“Whatever happens in the future, we will remain focused on our 135-year mission to transform lives while building on our legacy, traditions, and values,” Johnson said. “We remain committed to ensuring our university is at the forefront of higher education excellence, providing quality and affordable education to urban, suburban, and rural communities across the Northeast Texas region, Texas, and beyond.”

Rumors of a name change involving “Dallas” have been circulating on social media and elsewhere locally in the past week. A petition at Change.org named “Stop the Renaming of Texas A&M University-Commerce” was posted Tuesday. The petition, which has more than 4,000 signatures as of Wednesday evening, says the university is “under threat of being renamed to Texas A&M University-Dallas at Commerce.”

A&M-Commerce has been expanding its investment in its Dallas campus, A&M-Commerce at Dallas. The university currently offers bachelor’s degrees in Agriculture, Art, Computer Science and Information Systems, Curriculum and Instruction, Health and Human Performance, Management and Economics, Psychology and Special Education, and Social Work at the campus.

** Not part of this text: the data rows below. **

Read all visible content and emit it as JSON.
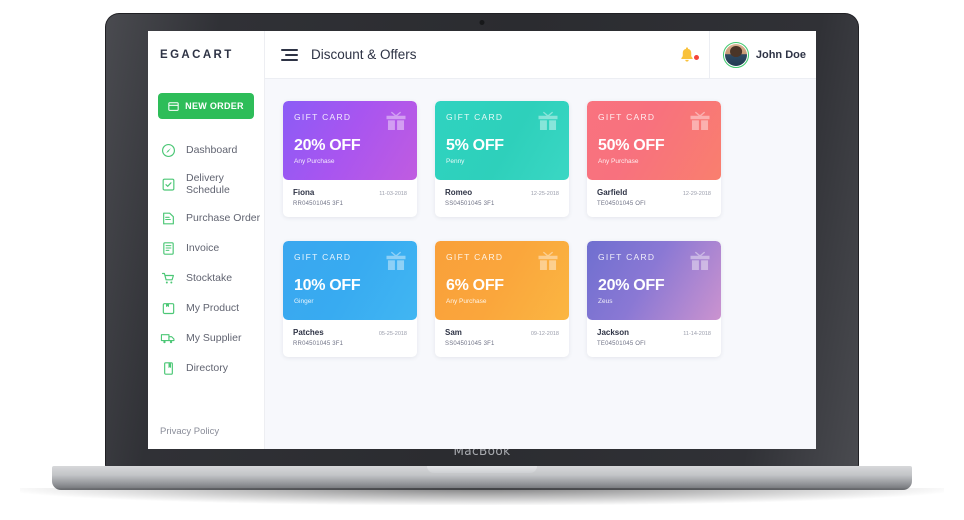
{
  "device": {
    "wordmark": "MacBook"
  },
  "header": {
    "brand": "EGACART",
    "menu_icon": "hamburger-icon",
    "title": "Discount & Offers",
    "bell_icon": "bell-icon",
    "user_name": "John Doe"
  },
  "sidebar": {
    "new_order_label": "NEW ORDER",
    "items": [
      {
        "label": "Dashboard",
        "icon": "dashboard-icon"
      },
      {
        "label": "Delivery Schedule",
        "icon": "clipboard-check-icon"
      },
      {
        "label": "Purchase Order",
        "icon": "purchase-order-icon"
      },
      {
        "label": "Invoice",
        "icon": "invoice-icon"
      },
      {
        "label": "Stocktake",
        "icon": "cart-icon"
      },
      {
        "label": "My Product",
        "icon": "box-icon"
      },
      {
        "label": "My Supplier",
        "icon": "truck-icon"
      },
      {
        "label": "Directory",
        "icon": "book-icon"
      }
    ],
    "privacy_policy": "Privacy Policy"
  },
  "colors": {
    "accent_green": "#2ebd59",
    "notification_red": "#f4453c",
    "text_dark": "#2e3345",
    "canvas": "#f7f8fc"
  },
  "main": {
    "card_label": "GIFT CARD",
    "cards": [
      {
        "label": "GIFT CARD",
        "discount": "20% OFF",
        "sub": "Any Purchase",
        "person": "Fiona",
        "date": "11-03-2018",
        "code": "RR04501045 3F1",
        "gradient": "linear-gradient(120deg,#8b5cf6 0%,#a855f0 48%,#c05ce0 100%)"
      },
      {
        "label": "GIFT CARD",
        "discount": "5% OFF",
        "sub": "Penny",
        "person": "Romeo",
        "date": "12-25-2018",
        "code": "SS04501045 3F1",
        "gradient": "linear-gradient(120deg,#2fd3c0 0%,#2ed0bb 55%,#3ad7c4 100%)"
      },
      {
        "label": "GIFT CARD",
        "discount": "50% OFF",
        "sub": "Any Purchase",
        "person": "Garfield",
        "date": "12-29-2018",
        "code": "TE04501045 OFI",
        "gradient": "linear-gradient(120deg,#f9737f 0%,#f8717e 40%,#f97f6e 100%)"
      },
      {
        "label": "GIFT CARD",
        "discount": "10% OFF",
        "sub": "Ginger",
        "person": "Patches",
        "date": "05-25-2018",
        "code": "RR04501045 3F1",
        "gradient": "linear-gradient(120deg,#3aa7ef 0%,#38abf1 50%,#41b6f2 100%)"
      },
      {
        "label": "GIFT CARD",
        "discount": "6% OFF",
        "sub": "Any Purchase",
        "person": "Sam",
        "date": "09-12-2018",
        "code": "SS04501045 3F1",
        "gradient": "linear-gradient(120deg,#f9a03a 0%,#faa63c 50%,#fbb642 100%)"
      },
      {
        "label": "GIFT CARD",
        "discount": "20% OFF",
        "sub": "Zeus",
        "person": "Jackson",
        "date": "11-14-2018",
        "code": "TE04501045 OFI",
        "gradient": "linear-gradient(120deg,#6f6fd0 0%,#8a78d4 45%,#cb93cf 100%)"
      }
    ]
  }
}
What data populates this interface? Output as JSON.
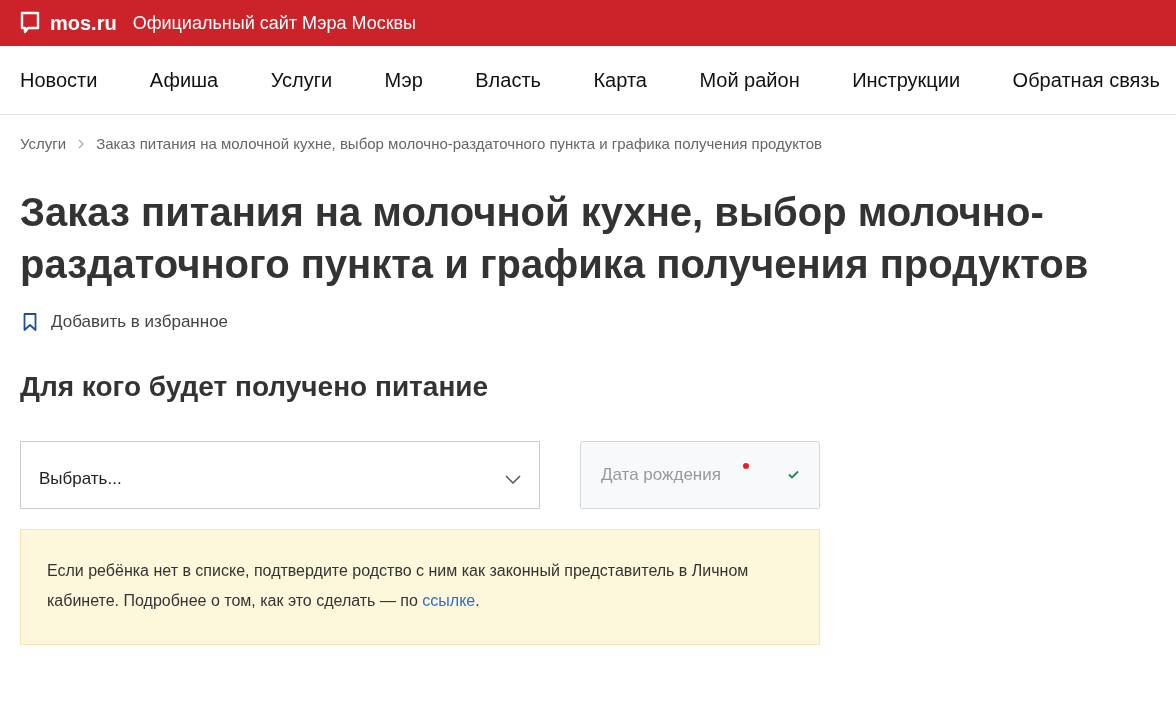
{
  "header": {
    "logo": "mos.ru",
    "tagline": "Официальный сайт Мэра Москвы"
  },
  "nav": [
    "Новости",
    "Афиша",
    "Услуги",
    "Мэр",
    "Власть",
    "Карта",
    "Мой район",
    "Инструкции",
    "Обратная связь"
  ],
  "breadcrumbs": [
    "Услуги",
    "Заказ питания на молочной кухне, выбор молочно-раздаточного пункта и графика получения продуктов"
  ],
  "title": "Заказ питания на молочной кухне, выбор молочно-раздаточного пункта и графика получения продуктов",
  "favorite": {
    "label": "Добавить в избранное"
  },
  "section_title": "Для кого будет получено питание",
  "select": {
    "value": "Выбрать..."
  },
  "date_field": {
    "placeholder": "Дата рождения",
    "required": true,
    "valid": true
  },
  "notice": {
    "text": "Если ребёнка нет в списке, подтвердите родство с ним как законный представитель в Личном кабинете. Подробнее о том, как это сделать — по ",
    "link": "ссылке",
    "text_after": "."
  }
}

A&M-Commerce at Dallas is located at 8750 Northpark Central, a mid-rise tower located near the intersection of North Central Expressway and Loop 12. The Dallas campus is featured prominently on the university website, tamuc.edu. A&M-Commerce also offers classes in Bryan, Corsicana, McKinney, and Frisco.

Based in College Station, the Texas A&M University System is one of the largest systems of higher education in the nation. It includes its flagship institution, Texas A&M University, as well as 10 other regional universities, among them A&M-Commerce, as well as eight state agencies.

Founded as East Texas Normal College in 1889, the school has changed names five times. Its current name is the only one in its history that does not include the phrase “East Texas.” Previous names include East Texas State Normal College (1917–1923), East Texas State Teachers College (1923–1957), East Texas State College (1957–1965), and East Texas State University (1965–1996). The current name, Texas A&M University-Commerce, was controversial among those who lamented the change of the name of the university known regionally as “Old E.T.”

Mark Haslett has served at KETR since 2013. Since then, the station's news operation has enjoyed an increase in listener engagement and audience metrics, as well recognition in the Texas AP Broadcasters awards.